It’s not surprising that the Beatles managed ten No. 1s in two years considering the power of Beatlemania, and Usher’s four hits are a result of a Hot 100 skewed strongly towards airplay in the days after the death of the physical single but before iTunes. Both artists also had a profound impact on popular culture at the time. Have you seen clips of the Beatles on the Ed Sullivan Show? Do you remember how many cell phones had “Yeah!” as their ringtone in 2004? Even though Rihanna has spent three and a half months at the top of the Hot 100, she just doesn’t have the hold on pop culture that either the Beatles or Usher had when they dominated the Hot 100. She also doesn’t have a No. 1 album, something that both the Beatles and Usher have had plenty of.

Loud enters the album charts this week at a commendable third place. Despite all of her No. 1 hits (she has totaled nine in six years), Rihanna has never had a No. 1 album. But then again, neither did the Jackson 5. Although Loud could have been No. 1 a different week with first week sales of 207,000, I think that Rihanna’s lack of No. 1 albums indicates how the record buying public perceives her. She’s the definition of singles artist. She has great songs worth spending $1.29 on every so often, but people aren’t so willing to buy a whole album. I imagine that people felt the same way about the Jackson 5 in 1970.

Albums make more money than singles, so the folks at Def Jam are hoping Rihanna doesn’t stay a singles artist forever. Being a singles artist does have its benefits though if you’re hoping to break records on the Hot 100.  Rihanna’s albums sales and cultural impact are nowhere near as ubiquitous as other pop stars, but she beats them all on the singles chart. Just compare Rihanna’s nine No. 1 hits to Beyonce’s five, Britney’s three, and Gaga’s two.

Sure, the Jackson 5 never had a No. 1 album, but they also only had four No. 1 singles. Rihanna is eying her tenth which would put her in a tie for eighth place for artists with the most chart topping songs. How long can a singles artist and minor player in the pop landscape remain there with such a consistent and constant stream of hit songs? I contend that 2010 is the year that Rihanna became more than just a minor player. It is as if her greatest weakness turned into her greatest strength. People haven’t been willing to buy a full Rihanna album, but in five short years, they realize that they sure have downloaded a whole lot of her songs.

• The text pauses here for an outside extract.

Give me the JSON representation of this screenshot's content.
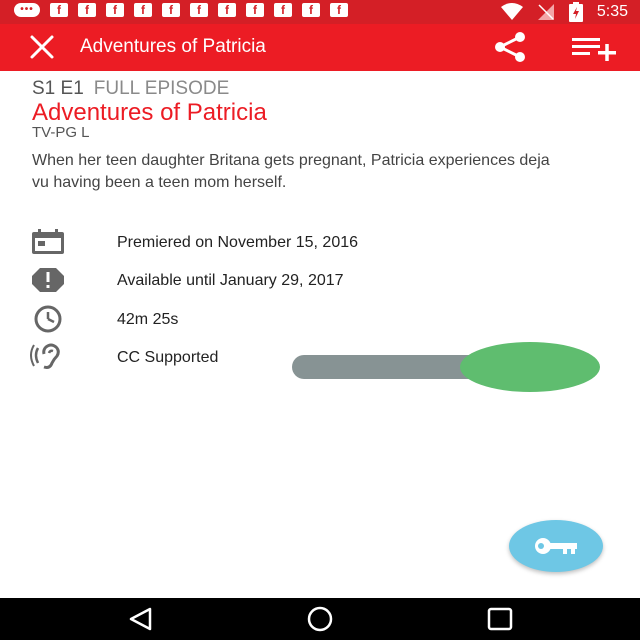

Here’s what’s happening on the rest of the Hot 100:

  • Pink’s “Raise Your Glass” lifts 7-2 to become her highest charting hit since her 2008 No. 1 “So What”.
  • Cee Lo enters the top 10 with “F**k You” thanks to Glee. The censored Glee rendition enters the chart at No. 11, but it seems that the record buying public preferred the dirty original version.
  • The King of Pop gets his 48th Hot 100 hit as “Hold My Hand” with Akon from the forthcoming Michael album debuts at No. 84.

Here’s this week’s top ten:

1. “Only Girl (In The World)” – Rihanna (1st week at No. 1)

2. “Raise Your Glass” – Pink

3. “Like a G6″ – Far East Movement feat. Cataracs & Dev

4. “We R Who We R” – Ke$ha

5. “Just A Dream” – Nelly

6. “Firework” – Katy Perry

7. “Just The Way You Are” – Bruno Mars

8. “What’s My Name?” – Rihanna feat. Drake (Airplay gainer)

9. “F**k You” – Cee Lo Green (Digital gainer)

10. “Bottoms Up” – Trey Songz feat. Nicki Minaj